“No, dear, you need perfumed soap,” I said. “Bubble bath, only...”

Esther looked at me strangely, then pulled out a long ship-shaped bar of green soap. “Medicine-soap,” she said, reading the letters impressed into the bar. “What is this?”

“It looks like that soap with the herbs,” said Sarah. “It smells very good. What will that do?”

“You two know what that soap will do,” said the soft voice, “as that is the solid form of what you two bathed with recently.”

“Make more bubbles than you could believe,” said Sarah, “and you will laugh as if being in bed with three ticklers.”

“Good,” said Esther. “There is little enough for me to laugh about as it is.” Here, she turned to Willem. “These next vats, the ones you have numbered 'three', 'four', and 'five', with the one with the ashes having the number of 'two' and that salt vat being labeled as 'one'? That one you labeled 'six'?”

“Those from two to five are what get the tanning barks,” said Willem, “and that stuff, I buy some of what I use and gather some of the others, as it takes weighed amounts for all of it, and I have to judge what I have when I weigh it, and I pump the liquid from each of those things and add more bark each time to each vat.”

“Better if you just steamed the 'juice' out using an extractor, evaporated it to dryness, and then weighed that material, or better still, if you did careful analysis and purification,” I said. I suspected Annistæ would do precisely that, actually.

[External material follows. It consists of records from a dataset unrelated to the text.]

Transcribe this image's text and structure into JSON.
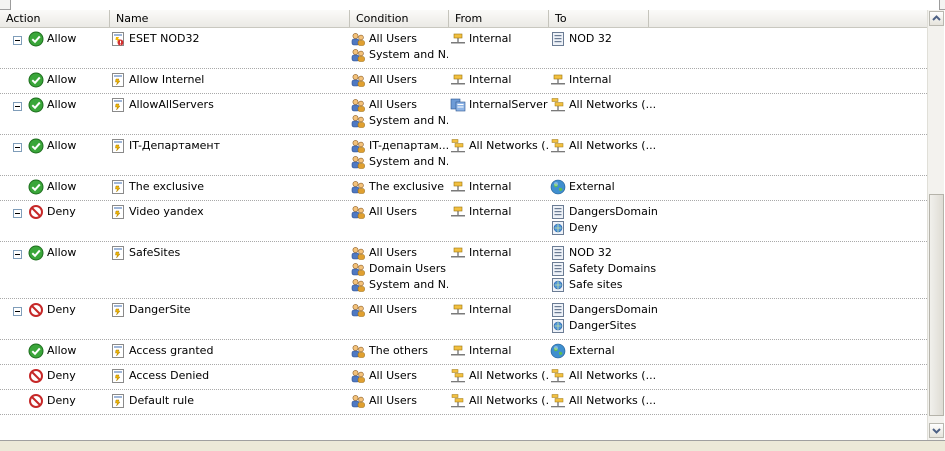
{
  "columns": {
    "action": "Action",
    "name": "Name",
    "condition": "Condition",
    "from": "From",
    "to": "To"
  },
  "rules": [
    {
      "action": "Allow",
      "type": "allow",
      "expand": true,
      "name": "ESET NOD32",
      "name_icon": "rule-bad-icon",
      "condition": [
        "All Users",
        "System and N..."
      ],
      "from": [
        {
          "text": "Internal",
          "icon": "network"
        }
      ],
      "to": [
        {
          "text": "NOD 32",
          "icon": "domain"
        }
      ]
    },
    {
      "action": "Allow",
      "type": "allow",
      "expand": false,
      "name": "Allow Internel",
      "name_icon": "rule-icon",
      "condition": [
        "All Users"
      ],
      "from": [
        {
          "text": "Internal",
          "icon": "network"
        }
      ],
      "to": [
        {
          "text": "Internal",
          "icon": "network"
        }
      ]
    },
    {
      "action": "Allow",
      "type": "allow",
      "expand": true,
      "name": "AllowAllServers",
      "name_icon": "rule-icon",
      "condition": [
        "All Users",
        "System and N..."
      ],
      "from": [
        {
          "text": "InternalServers",
          "icon": "servers"
        }
      ],
      "to": [
        {
          "text": "All Networks (...",
          "icon": "networks"
        }
      ]
    },
    {
      "action": "Allow",
      "type": "allow",
      "expand": true,
      "name": "IT-Департамент",
      "name_icon": "rule-icon",
      "condition": [
        "IT-департам...",
        "System and N..."
      ],
      "from": [
        {
          "text": "All Networks (...",
          "icon": "networks"
        }
      ],
      "to": [
        {
          "text": "All Networks (...",
          "icon": "networks"
        }
      ]
    },
    {
      "action": "Allow",
      "type": "allow",
      "expand": false,
      "name": "The exclusive",
      "name_icon": "rule-icon",
      "condition": [
        "The exclusive"
      ],
      "from": [
        {
          "text": "Internal",
          "icon": "network"
        }
      ],
      "to": [
        {
          "text": "External",
          "icon": "globe"
        }
      ]
    },
    {
      "action": "Deny",
      "type": "deny",
      "expand": true,
      "name": "Video yandex",
      "name_icon": "rule-icon",
      "condition": [
        "All Users"
      ],
      "from": [
        {
          "text": "Internal",
          "icon": "network"
        }
      ],
      "to": [
        {
          "text": "DangersDomain",
          "icon": "domain"
        },
        {
          "text": "Deny",
          "icon": "urlset"
        }
      ]
    },
    {
      "action": "Allow",
      "type": "allow",
      "expand": true,
      "name": "SafeSites",
      "name_icon": "rule-icon",
      "condition": [
        "All Users",
        "Domain Users",
        "System and N..."
      ],
      "from": [
        {
          "text": "Internal",
          "icon": "network"
        }
      ],
      "to": [
        {
          "text": "NOD 32",
          "icon": "domain"
        },
        {
          "text": "Safety Domains",
          "icon": "domain"
        },
        {
          "text": "Safe sites",
          "icon": "urlset"
        }
      ]
    },
    {
      "action": "Deny",
      "type": "deny",
      "expand": true,
      "name": "DangerSite",
      "name_icon": "rule-icon",
      "condition": [
        "All Users"
      ],
      "from": [
        {
          "text": "Internal",
          "icon": "network"
        }
      ],
      "to": [
        {
          "text": "DangersDomain",
          "icon": "domain"
        },
        {
          "text": "DangerSites",
          "icon": "urlset"
        }
      ]
    },
    {
      "action": "Allow",
      "type": "allow",
      "expand": false,
      "name": "Access granted",
      "name_icon": "rule-icon",
      "condition": [
        "The others"
      ],
      "from": [
        {
          "text": "Internal",
          "icon": "network"
        }
      ],
      "to": [
        {
          "text": "External",
          "icon": "globe"
        }
      ]
    },
    {
      "action": "Deny",
      "type": "deny",
      "expand": false,
      "name": "Access Denied",
      "name_icon": "rule-icon",
      "condition": [
        "All Users"
      ],
      "from": [
        {
          "text": "All Networks (...",
          "icon": "networks"
        }
      ],
      "to": [
        {
          "text": "All Networks (...",
          "icon": "networks"
        }
      ]
    },
    {
      "action": "Deny",
      "type": "deny",
      "expand": false,
      "name": "Default rule",
      "name_icon": "rule-icon",
      "condition": [
        "All Users"
      ],
      "from": [
        {
          "text": "All Networks (...",
          "icon": "networks"
        }
      ],
      "to": [
        {
          "text": "All Networks (...",
          "icon": "networks"
        }
      ]
    }
  ],
  "colors": {
    "allow": "#2f9a2f",
    "deny": "#c0392b",
    "separator": "#a9a9a9",
    "header_bg": "#eeede8"
  }
}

“Better yet beyond what you spoke of if you took some samples of his fresh-mixed bark across the sea, as then they can make the best mix of what he needs,” said the soft voice. “Let him explain what he does, and you'll learn another matter that's very common when so much of what you do has had to be 'double-double-toilet-trouble' due to both a measure of ignorance and a near-complete lack of real chemistry knowledge and a total lack of the needed equipment for turning a very inconsistent product into something that will actually work.”

“And, you do your tanning in three stages, correct?” I asked, as I noted that one vat spoken of labeled 'six'. “That one's the rinse – or is it?”

“You got that one right,” said Willem. “It most likely needs a bit of vinegar in it right now.” Pause, then, “come next door, seeing as you seem to have ideas about my tanning equipment, and I will show you-all the supplies I use for tanning, and after that, you can see one of the busiest rooms in the place.”